Yé-yé was a style of pop music that emerged from France, Italy and Spain in the early 1960s. The term "yé-yé" was derived from the English term "yeah! yeah!", popularized by British Beat music bands such as the Beatles. The style expanded worldwide, due to the success of figures such as the French singer-songwriter Serge Gainsbourg.
The Yé-yé team was the name given to the generation of all-Spanish Real Madrid players that dominated Spanish football in the 1960s. The team was captained by the veteran player Francisco Gento who won the European Cup 5 times with Alfredo Di Stefano in the 1950s. He would lead a group of younger players that included José Araquistáin, Pachín, Pedro de Felipe, Manuel Sanchís, Pirri, Ignacio Zoco, Fernando Serena, Amancio Amaro, Ramón Grosso and Manuel Velázquez. This group of younger players sometimes were considered to be hippies because they wore longer hair than the previous generation. The name "Yé-yé" came from the "Yeah, yeah, yeah" chorus in The Beatles' song " She Loves You" after four members of the team posed for Marca impersonating the Beatles. "Yé-yé" was also how youngsters were called in Spain in the sixties when Beatlemania was catching on around the world, as well as a musical style popular in Spain in that decade.

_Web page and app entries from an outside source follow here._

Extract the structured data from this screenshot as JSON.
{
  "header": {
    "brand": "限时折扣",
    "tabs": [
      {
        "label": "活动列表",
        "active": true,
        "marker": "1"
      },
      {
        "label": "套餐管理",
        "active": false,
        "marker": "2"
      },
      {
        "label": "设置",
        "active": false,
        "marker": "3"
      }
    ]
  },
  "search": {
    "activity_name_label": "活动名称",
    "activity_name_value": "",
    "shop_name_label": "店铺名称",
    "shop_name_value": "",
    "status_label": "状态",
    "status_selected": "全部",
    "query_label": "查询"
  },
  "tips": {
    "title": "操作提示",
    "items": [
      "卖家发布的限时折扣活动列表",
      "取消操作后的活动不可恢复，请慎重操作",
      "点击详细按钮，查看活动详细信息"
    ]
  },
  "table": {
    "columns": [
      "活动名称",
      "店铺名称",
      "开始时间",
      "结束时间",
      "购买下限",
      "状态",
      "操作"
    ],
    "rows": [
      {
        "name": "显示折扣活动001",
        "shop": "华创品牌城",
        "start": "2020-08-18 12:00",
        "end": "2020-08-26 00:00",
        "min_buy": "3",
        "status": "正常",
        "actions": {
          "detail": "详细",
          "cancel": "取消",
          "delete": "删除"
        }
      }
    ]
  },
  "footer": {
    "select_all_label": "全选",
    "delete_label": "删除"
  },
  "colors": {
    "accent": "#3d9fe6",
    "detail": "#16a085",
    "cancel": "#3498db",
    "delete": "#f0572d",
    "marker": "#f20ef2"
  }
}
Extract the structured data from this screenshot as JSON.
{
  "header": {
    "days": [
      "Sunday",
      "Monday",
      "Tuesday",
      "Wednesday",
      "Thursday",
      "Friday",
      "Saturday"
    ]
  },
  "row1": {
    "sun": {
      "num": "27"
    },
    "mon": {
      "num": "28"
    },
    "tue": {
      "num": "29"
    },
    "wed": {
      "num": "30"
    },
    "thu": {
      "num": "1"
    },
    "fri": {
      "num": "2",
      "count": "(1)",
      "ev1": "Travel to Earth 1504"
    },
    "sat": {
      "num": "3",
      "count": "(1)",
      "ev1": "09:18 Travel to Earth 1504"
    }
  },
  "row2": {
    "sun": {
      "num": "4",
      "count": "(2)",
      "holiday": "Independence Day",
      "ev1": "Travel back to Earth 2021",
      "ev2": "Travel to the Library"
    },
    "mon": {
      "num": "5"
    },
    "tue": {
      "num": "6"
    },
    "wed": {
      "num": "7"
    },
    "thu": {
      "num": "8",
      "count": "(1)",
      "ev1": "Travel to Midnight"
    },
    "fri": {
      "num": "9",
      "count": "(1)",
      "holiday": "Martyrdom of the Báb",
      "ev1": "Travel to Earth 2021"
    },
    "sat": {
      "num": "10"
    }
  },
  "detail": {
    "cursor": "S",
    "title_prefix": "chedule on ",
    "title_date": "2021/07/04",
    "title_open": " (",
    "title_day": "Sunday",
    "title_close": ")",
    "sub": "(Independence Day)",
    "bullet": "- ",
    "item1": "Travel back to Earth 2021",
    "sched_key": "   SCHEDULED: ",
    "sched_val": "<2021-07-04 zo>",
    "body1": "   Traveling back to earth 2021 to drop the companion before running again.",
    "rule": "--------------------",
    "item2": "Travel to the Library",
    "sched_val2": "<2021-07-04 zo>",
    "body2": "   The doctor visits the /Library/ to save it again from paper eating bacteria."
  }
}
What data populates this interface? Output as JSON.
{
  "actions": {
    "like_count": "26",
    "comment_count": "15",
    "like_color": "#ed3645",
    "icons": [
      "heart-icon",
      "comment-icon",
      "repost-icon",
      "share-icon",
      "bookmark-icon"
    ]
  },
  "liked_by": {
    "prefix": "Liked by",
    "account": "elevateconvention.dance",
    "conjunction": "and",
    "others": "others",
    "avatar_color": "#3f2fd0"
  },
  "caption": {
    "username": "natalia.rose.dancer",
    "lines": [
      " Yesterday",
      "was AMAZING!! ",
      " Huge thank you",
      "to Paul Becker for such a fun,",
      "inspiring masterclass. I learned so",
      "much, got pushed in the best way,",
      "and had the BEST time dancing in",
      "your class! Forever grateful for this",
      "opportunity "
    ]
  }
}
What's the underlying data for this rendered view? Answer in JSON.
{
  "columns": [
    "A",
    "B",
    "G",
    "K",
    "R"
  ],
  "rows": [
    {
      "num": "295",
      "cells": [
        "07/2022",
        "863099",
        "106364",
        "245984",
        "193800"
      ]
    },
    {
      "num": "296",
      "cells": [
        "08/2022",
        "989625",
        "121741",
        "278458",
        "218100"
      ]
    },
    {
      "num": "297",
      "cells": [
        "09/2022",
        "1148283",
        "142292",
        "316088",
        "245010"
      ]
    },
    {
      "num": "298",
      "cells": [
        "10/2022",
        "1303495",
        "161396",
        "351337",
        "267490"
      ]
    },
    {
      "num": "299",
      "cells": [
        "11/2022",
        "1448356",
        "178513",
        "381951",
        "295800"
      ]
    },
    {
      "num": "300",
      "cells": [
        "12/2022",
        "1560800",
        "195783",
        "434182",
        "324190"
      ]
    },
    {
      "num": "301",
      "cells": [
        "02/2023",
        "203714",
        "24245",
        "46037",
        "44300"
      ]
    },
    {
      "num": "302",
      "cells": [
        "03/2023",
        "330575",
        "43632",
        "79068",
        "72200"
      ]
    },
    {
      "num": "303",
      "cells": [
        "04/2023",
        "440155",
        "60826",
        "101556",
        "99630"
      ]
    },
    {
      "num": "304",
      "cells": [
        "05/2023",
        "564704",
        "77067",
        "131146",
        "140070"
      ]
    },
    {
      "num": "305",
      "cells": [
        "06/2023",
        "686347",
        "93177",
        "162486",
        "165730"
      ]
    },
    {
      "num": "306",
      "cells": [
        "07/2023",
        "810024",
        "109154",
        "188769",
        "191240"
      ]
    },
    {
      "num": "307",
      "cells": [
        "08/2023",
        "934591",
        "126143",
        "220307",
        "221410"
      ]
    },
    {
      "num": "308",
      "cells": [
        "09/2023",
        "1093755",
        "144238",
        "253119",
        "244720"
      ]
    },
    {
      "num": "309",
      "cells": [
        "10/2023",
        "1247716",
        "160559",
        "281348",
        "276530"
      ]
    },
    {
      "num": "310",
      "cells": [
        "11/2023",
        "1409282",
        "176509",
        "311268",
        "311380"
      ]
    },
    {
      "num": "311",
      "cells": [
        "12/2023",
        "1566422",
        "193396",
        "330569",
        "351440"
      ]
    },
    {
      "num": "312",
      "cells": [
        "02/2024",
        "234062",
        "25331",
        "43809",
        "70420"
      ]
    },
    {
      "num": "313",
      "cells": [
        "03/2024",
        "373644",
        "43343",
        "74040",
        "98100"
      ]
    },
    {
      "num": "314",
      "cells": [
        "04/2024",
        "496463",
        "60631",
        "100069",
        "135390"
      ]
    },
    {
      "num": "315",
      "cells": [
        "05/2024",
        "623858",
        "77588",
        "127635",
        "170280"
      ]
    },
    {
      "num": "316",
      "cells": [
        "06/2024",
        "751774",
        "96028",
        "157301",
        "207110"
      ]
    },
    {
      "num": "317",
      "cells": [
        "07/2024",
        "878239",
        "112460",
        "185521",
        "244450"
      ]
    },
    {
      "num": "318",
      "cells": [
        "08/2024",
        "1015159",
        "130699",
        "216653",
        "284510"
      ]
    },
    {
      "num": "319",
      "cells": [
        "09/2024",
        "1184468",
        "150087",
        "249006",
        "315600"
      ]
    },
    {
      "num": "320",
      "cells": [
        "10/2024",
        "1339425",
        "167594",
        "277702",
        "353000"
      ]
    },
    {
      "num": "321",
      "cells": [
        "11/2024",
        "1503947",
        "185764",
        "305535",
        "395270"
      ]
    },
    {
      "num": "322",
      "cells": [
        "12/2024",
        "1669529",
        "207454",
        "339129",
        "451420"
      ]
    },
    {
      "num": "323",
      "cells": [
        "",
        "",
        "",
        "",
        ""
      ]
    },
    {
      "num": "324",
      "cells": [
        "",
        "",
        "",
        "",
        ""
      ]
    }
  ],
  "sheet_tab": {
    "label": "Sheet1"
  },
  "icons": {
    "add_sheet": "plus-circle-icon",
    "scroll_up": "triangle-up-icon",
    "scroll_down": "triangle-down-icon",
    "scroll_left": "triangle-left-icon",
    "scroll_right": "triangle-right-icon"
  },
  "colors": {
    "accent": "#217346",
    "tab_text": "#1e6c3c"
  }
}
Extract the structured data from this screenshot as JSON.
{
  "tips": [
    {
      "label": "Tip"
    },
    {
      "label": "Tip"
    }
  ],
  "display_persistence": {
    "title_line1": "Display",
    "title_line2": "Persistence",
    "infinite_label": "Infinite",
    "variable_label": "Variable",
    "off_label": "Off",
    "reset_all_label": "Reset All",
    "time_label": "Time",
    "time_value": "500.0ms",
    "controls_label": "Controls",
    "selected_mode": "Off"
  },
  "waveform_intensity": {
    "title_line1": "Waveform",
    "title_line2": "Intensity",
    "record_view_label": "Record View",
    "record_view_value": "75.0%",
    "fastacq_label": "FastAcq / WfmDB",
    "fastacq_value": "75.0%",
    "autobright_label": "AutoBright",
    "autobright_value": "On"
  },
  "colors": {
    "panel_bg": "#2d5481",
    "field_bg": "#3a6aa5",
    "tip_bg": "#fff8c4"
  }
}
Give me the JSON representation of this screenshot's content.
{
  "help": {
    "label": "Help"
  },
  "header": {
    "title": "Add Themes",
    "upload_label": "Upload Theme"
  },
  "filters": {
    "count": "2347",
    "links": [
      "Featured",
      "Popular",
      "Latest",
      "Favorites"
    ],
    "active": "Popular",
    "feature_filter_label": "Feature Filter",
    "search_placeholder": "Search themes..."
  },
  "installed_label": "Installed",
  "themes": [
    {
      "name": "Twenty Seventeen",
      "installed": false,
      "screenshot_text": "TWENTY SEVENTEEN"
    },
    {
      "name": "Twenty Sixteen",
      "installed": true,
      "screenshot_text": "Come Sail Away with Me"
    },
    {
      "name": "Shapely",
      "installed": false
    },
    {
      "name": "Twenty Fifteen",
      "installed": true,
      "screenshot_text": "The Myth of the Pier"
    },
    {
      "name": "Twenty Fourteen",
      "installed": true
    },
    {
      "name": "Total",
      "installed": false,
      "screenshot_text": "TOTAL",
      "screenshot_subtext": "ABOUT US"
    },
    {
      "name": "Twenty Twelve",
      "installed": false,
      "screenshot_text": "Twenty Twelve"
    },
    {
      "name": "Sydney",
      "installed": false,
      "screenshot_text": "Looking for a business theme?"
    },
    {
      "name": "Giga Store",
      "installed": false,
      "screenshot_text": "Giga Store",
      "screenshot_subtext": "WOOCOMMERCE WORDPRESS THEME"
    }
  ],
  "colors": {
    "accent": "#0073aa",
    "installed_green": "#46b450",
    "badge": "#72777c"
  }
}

The transformation of the team began in 1959 when Miguel Muñoz became the coach of Real Madrid. As a player, he captained Real Madrid as they won the European Cup in 1956 and 1957. The team he played with was built with the best foreign talents Real Madrid could buy. The team he built as the coach of Real Madrid was composed of Spanish players entirely. They dominated La Liga, winning the competition 9 times. This included a five in a row sequence. They won the European Cup in 1966 at Brussels' Heysel Stadium by coming from behind to beat Partizan Belgrade 2-1.